Water relation parameters were calculated from analysis of 92 pressure-volume isotherms of leaves of two olive varieties, `Leccino' and `Frantoio', measured after 4 weeks of salinity stress and 4 weeks of subsequent relief either in hydroponics or soil culture. `Frantoio' was more salt-tolerant than `Leccino', but no major differences in water relation parameters emerged between the two varieties. Increasing salinity from 0 to 200 mM NaCl decreased predawn leaf water potential from –0.5 MPa to –1.3 MPa, relative water content (RWC) from 97.6% to 89%, and leaf osmotic potential (Ψπ) from –2.0 to –3.5 MPa. Relative water content at turgor loss point (RWCtlp) was decreased from 89% to 85% (soil culture) and from 86% to 80% (hydroponic culture) in 0 to 200 mM CaCl-treated plants, respectively; a lower RWCtlp was also retained during the relief from salinity. Active osmotic adjustments induced by salinity was the result of accumulation of both inorganic ions and compatible solutes (e.g., mannitol). Maintenance of lower Ψπ and RWCtlp during relief indicated that salinized plants were better adapted to withstand further stress and that this potential might be exploited to harden olive plants to be used in arid or saline environments.
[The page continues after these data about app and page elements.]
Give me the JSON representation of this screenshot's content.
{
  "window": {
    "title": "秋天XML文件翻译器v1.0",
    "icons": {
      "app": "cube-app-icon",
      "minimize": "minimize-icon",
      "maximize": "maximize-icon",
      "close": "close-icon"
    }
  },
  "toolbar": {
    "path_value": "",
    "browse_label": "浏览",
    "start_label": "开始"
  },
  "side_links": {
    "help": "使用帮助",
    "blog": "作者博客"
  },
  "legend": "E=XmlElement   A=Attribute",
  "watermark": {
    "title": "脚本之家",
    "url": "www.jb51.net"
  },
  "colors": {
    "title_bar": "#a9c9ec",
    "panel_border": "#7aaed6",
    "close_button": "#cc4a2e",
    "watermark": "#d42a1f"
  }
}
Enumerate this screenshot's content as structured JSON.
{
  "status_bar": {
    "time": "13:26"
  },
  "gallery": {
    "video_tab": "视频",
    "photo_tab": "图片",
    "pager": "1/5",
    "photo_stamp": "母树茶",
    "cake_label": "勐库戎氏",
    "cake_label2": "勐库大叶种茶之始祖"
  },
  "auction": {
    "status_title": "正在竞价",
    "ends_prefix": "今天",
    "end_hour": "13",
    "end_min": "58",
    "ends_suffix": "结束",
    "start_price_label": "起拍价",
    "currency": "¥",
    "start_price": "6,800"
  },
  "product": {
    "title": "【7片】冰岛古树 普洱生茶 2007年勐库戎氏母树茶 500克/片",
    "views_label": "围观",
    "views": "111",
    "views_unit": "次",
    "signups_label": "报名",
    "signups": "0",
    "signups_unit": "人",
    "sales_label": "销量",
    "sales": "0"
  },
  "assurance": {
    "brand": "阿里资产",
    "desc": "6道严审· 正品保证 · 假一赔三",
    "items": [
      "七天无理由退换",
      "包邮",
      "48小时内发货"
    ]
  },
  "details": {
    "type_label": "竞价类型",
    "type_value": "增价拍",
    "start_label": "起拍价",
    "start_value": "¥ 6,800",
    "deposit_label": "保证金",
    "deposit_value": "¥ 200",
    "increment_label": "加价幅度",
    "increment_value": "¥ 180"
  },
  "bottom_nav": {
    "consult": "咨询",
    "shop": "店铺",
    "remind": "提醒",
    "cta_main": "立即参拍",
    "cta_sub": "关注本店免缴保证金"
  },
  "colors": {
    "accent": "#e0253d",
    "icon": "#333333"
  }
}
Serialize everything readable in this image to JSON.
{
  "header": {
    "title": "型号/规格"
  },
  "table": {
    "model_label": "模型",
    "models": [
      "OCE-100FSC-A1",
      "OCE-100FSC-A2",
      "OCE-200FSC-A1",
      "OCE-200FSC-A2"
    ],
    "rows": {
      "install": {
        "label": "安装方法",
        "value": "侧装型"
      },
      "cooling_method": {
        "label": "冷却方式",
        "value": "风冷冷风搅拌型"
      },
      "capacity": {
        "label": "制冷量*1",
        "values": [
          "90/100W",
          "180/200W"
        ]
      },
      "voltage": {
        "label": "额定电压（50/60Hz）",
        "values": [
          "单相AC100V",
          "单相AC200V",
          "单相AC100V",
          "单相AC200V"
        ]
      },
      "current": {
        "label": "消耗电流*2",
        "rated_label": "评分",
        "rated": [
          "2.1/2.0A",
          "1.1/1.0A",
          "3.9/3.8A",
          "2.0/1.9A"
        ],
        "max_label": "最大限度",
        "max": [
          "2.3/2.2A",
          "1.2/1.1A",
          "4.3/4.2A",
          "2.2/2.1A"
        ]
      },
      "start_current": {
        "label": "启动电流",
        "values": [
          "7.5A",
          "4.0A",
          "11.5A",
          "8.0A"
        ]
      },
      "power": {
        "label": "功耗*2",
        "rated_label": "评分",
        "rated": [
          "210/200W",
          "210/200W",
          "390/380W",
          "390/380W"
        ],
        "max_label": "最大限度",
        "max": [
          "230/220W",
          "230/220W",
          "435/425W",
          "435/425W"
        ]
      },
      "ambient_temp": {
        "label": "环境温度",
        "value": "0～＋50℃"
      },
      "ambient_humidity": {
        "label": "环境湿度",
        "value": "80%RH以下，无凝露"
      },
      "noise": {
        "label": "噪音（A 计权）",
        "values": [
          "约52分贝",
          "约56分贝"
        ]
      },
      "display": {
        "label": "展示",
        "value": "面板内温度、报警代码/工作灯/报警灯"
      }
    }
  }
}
Leaf cell turgor pressure is a water status variable related to firmness, growth, and with the consumer perception of wilting and freshness. Turgor pressure measurements are usually made at a laboratory using laborious procedures. With the
starting just before application of s-ABA. Wilt status ratings were from 1 to 5 with 5 being completely turgid, 4 soft to the touch, 3 starting to wilt, 2 wilted with complete loss of turgor, and 1 wilted to the point that leaves are dry and brittle. Leaf
coordinating the vapor loss and liquid supply, as described in Eq.  . Combined with a high leaf water potential, the turgor pressure of guard cells was sufficiently high to sustain pore openness for CO 2 use in low-VPD-grown plants. Comparison of water
total water content of the saturated shoot (Vt). The relative water content at the turgor loss point (RWC tlp ), relative osmosis water content at the turgor loss point (ROWC tlp ), and the ratio of bound water to free water (V a /V p ) were calculated
upright, 2 = wilted with complete loss of turgor, and 1 = wilted to the point that leaves are dry and desiccated. Values are means ± sd of four replications (n = 4). Expt. 1: Leaf chlorosis of 11-cm finished pansies and violas treated with s
leaf area were found under moisture stress conditions in bonfire salvia ( Salvia splendens F. Sellow), which was the result of loss of turgor during dry-down cycles ( Eakes et al., 1991 ). Turgor loss has been reported to cause reductions in cell
every other day for 31 d, until the end of leaf elongation. Once per week, water, osmotic, and turgor potential were measured using individually calibrated thermocouple psychrometers (model 76-2VC; JRD Merrill Specialty Equipment, Logan, Utah) on a 5